What you are asked to do |
Please copy out every line in the entries that includes the word "Ctrl".

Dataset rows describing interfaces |
■ ■ ■

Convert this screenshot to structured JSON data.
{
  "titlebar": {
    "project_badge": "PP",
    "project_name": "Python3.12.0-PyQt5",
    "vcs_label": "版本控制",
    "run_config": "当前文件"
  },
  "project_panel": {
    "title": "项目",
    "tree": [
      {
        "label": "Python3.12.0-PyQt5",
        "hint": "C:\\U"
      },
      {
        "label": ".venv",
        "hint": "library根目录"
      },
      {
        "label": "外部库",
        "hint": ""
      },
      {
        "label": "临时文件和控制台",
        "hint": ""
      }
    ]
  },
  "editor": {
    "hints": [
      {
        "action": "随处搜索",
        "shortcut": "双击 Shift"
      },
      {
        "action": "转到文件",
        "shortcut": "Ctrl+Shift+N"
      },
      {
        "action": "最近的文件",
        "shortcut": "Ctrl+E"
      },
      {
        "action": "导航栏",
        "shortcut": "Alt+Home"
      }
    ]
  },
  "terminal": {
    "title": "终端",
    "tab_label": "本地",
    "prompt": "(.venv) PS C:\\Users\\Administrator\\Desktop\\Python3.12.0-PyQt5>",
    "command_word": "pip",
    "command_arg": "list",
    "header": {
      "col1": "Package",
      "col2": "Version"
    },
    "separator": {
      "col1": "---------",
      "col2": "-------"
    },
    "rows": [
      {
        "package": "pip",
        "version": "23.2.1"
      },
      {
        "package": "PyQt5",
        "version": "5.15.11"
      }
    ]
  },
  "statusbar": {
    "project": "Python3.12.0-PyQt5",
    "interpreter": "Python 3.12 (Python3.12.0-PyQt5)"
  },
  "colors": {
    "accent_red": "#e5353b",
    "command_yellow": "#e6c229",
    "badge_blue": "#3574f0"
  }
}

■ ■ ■

Reply to the task |
        "shortcut": "Ctrl+Shift+N"
        "shortcut": "Ctrl+E"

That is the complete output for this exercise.